 Using the device as constructed in FIG. 4, as attached to monitor 313 of FIG. 2, spectra were collected at two separations, and then the saturation was deduced using a standard radiological approach called layer stripping, in which the effect of the overlying layer is removed from the underlying layer. In this embodiment, monitor 313 comprises a difference unit programmed with software know in the art for performing layer stripping. In this approach, it is not the saturation values that are subtracted, but rather by collecting and mathematically removing the narrowly-spaced spectrum (collected from light source 617 and central fiber 623) from the spectrum collected from the more widely spaced pair (light source 617 and peripheral fiber 626), a common data analysis tool called layer stripping in radiology, and then reanalyzing the remaining spectrum for oxygen saturation, deeper ischemia in the breast or other target tissue can reliably be detected, as shown:
TABLE-US-00006 TABLE 6 The difference, in this case calculated by removing the spectra collected from the deeper-collected spectrum, and then reanalyzing the values, allows the deeper oxygenation to be determined, thus showing tissues which may not heal in anastomosis. Actual Tissue Narrow Deep Color Deep Measured Pair Only Pair Only Difference Ischemia? Ischemia Under 80% 40% 09% Yes Oxygenated Surface Normal Under 45% 62% 69% No Ischemic Surface Normal Tissue 70% 65% 63% No Under Normal Mucosa
 In patients with ischemia, the surgical procedure can then be changed by this value, and conversely those with normal values may be allowed to undergo higher risk procedures. For example, if the ischemic site is the anastomosis of two regions of a colon, and the saturation is low, then the tissue should not be sewn together, as it will not heal. One may also use this approach to study the effect of surgical staples on ischemia, in order to determine that surgical staple lines are too tight to heal well.

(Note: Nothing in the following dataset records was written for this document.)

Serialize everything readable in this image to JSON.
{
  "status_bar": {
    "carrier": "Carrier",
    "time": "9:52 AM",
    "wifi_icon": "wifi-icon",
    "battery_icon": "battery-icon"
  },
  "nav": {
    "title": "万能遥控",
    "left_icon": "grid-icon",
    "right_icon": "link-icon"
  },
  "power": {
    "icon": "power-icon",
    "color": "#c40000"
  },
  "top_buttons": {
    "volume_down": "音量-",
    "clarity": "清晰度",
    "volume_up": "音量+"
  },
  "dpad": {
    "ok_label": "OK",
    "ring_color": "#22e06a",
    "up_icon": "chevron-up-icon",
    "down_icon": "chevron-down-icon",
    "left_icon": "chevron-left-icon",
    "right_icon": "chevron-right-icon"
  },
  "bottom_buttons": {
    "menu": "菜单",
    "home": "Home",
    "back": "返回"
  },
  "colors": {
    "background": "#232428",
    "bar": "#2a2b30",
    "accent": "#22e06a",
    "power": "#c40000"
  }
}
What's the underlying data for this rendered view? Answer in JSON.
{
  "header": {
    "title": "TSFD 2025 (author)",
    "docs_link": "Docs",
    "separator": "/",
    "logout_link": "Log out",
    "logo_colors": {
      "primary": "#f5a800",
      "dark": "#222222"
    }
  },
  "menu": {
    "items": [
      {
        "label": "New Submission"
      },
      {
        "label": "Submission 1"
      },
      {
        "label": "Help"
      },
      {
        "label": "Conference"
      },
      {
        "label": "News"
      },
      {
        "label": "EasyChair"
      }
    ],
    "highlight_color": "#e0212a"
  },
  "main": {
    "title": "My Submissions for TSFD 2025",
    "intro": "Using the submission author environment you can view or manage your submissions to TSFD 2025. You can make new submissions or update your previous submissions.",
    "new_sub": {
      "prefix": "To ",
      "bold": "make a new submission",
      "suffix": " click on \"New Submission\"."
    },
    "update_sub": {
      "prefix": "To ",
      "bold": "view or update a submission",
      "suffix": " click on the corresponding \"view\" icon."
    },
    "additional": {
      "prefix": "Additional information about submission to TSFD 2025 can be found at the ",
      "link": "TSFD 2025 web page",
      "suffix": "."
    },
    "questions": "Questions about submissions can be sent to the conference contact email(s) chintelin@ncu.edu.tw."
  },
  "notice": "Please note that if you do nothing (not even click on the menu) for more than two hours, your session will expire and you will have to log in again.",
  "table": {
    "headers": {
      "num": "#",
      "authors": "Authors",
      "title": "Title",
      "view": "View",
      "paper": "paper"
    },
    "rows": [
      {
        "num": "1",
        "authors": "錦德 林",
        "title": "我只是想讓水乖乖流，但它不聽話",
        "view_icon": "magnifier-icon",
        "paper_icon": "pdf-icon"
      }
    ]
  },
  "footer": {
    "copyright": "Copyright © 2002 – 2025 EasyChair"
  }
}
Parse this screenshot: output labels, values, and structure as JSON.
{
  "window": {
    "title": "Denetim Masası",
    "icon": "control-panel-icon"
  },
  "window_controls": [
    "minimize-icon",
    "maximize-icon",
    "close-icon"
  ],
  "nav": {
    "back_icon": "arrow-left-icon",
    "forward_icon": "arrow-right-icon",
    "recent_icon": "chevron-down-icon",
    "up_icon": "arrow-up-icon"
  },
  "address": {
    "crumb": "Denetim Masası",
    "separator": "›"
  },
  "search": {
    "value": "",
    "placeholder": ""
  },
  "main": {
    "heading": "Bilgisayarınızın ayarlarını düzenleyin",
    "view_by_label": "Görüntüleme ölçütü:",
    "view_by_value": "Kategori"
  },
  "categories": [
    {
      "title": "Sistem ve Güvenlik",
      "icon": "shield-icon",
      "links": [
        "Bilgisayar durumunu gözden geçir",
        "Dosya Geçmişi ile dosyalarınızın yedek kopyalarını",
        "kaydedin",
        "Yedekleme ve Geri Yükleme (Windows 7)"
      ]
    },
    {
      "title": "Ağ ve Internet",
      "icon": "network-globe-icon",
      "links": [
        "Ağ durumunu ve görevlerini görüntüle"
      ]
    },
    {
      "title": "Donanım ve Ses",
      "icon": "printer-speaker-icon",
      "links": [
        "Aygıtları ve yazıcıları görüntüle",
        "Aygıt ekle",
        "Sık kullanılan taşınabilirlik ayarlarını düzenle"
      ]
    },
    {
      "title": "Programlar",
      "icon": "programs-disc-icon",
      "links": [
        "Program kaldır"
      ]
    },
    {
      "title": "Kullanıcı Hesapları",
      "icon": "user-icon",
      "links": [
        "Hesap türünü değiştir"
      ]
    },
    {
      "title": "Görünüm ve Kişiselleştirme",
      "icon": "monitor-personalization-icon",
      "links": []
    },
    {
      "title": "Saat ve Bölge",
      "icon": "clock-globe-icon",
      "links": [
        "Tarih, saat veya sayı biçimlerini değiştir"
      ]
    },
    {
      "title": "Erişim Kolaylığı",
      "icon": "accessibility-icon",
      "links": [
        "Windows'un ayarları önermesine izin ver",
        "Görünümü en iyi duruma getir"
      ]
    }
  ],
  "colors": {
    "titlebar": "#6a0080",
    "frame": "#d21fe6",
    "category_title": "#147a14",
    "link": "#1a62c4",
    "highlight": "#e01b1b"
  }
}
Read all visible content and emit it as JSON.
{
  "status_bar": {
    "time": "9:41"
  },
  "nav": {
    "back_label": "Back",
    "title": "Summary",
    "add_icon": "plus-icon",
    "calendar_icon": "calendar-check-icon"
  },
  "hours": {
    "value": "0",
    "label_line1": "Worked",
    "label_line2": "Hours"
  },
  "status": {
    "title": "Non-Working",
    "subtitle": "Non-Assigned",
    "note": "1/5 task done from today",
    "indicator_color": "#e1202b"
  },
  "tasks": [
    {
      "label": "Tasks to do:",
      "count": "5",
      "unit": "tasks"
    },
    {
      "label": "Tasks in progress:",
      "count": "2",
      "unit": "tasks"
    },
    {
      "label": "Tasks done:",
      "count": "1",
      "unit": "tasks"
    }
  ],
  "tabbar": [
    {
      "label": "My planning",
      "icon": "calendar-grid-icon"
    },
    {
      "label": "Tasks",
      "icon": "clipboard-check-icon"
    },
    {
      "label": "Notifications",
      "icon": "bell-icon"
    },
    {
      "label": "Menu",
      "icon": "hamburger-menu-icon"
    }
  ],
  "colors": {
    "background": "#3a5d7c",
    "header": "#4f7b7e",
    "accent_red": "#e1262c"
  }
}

 We have discovered a dual or multiple somatic measurement difference method that allows for more sensitive detection of local ischemia and or local cancer using oximetry measurements. As described above, in some embodiments the apparatus comprises two phosphor-coated LED's and integrated collimating optics constructed in accordance with the present invention to produce light at two or more target sites. Light backscattered by each target site is collected by the same or multiple sensors, allowing for an index or measure of ischemia to be determined, and subsequently transmitted to a comparison unit that additional compares the two results. This device has immediate application to several important problems, both medical and industrial, and thus constitutes an important advance in the art.
Patent applications by David A. Benaron, Portola Valley, CA US
Patent applications by Michael R. Fierro, Los Gatos, CA US
Patent applications by Spectros Corporation
Patent applications in class With reflector, opaque mask, or optical element (e.g., lens, optical fiber, index of refraction matching layer, luminescent material layer, filter) integral with device or device enclosure or package
Patent applications in all subclasses With reflector, opaque mask, or optical element (e.g., lens, optical fiber, index of refraction matching layer, luminescent material layer, filter) integral with device or device enclosure or package